February 27, 2023
When the COVID-19 pandemic hit, workplace challenges arose for everyone, but rare disease patients such as myself were especially impacted. I am a scientist in the Lek lab at Yale School of Medicine who lives with a form of muscular dystrophy known as Facioscapulohumeral Muscular Dystrophy (FSHD). This disease has left me wheelchair-bound, with limited use of my arms for most functional tasks due to weakness, and reliant on a personal care attendant to help me in the mornings. As I was at risk for major complications from contracting COVID, I was essentially homebound for over a year until I received the vaccines, leaving me socially isolated and majorly impacted my ability to work in my lab. However, the pandemic has led to one major shift that has made the environment more accessible to be a scientist with a rare disease. That is the shift towards virtual interactions.

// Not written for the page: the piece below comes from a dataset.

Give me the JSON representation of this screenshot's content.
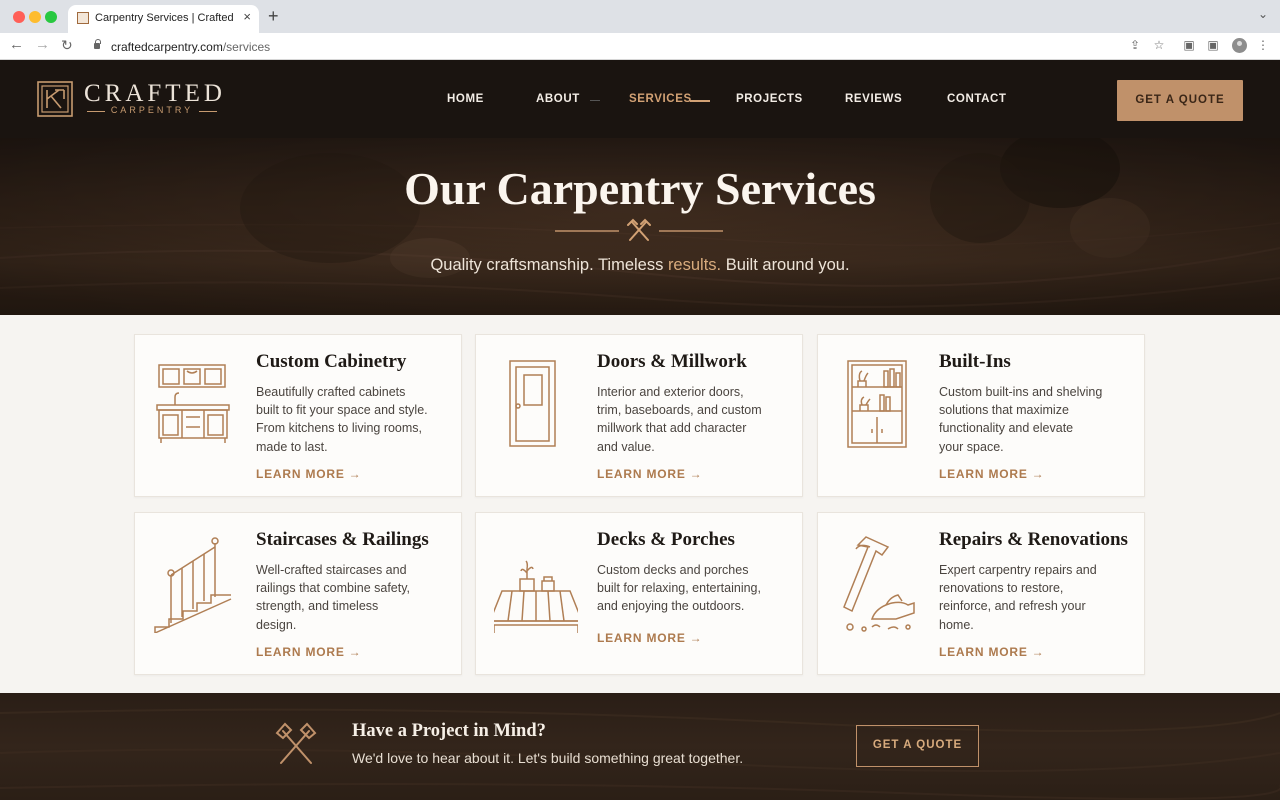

The most obvious change applies to attending scientific conferences, something that has always been a great challenge for me. Prior to the pandemic, if I wanted to attend a conference, the first thing I would need to do is find out if any of my family members are free to go with me during that time frame as I can no longer travel independently or stay in a hotel room on my own. Additionally, we would need to make sure that the bathroom at the venue was accessible for me as oftentimes, bathrooms are not compatible for a wheelchair even when they claim to be. There are additional challenges during the symposium. My disease has left me hearing impaired and thus it can be difficult to hear presentations depending on my location in the room. Moving about poster sessions is a challenge due to overcrowding and this makes it even more difficult to hear other attendees, affecting my ability to network.
Now, many conferences are virtual or hybrid, which has been a major advantage as someone with a disability. With the option to attend remotely, I no longer have to worry about travel logistics and whether the hotel, bathrooms, and venue will suit my accessibility needs. Furthermore, by watching the talks on my computer I can connect to audio by Bluetooth on my hearing aids, greatly enhancing my ability to listen. Additionally, recordings of the talks are posted after the sessions, allowing you to re-watch for information that might have been missed. Posters too are sometimes available in an online format so that they can be viewed easier and have the option to zoom in on figures.
Limitations still remain with these virtual formats. Networking can be a challenge when you are not all in the same place. That also limits your ability to form collaborations. However, attempts are being made to address these issues such as by having social events over zoom for all conference attendees. And when collaborations between labs are set up, they are no longer limited by distance, as it has grown commonplace to have meetings virtually on a regular basis.
Overall, while the pandemic has been a challenge as a scientist with a disability, the resulting shift towards more virtual options have improved accessibility. While there has now been a push for things to go back to ‘normal’ in-person events, I hope the hybrid option will remain. This will help close the gap and allow more patients with rare diseases to find careers in the sciences.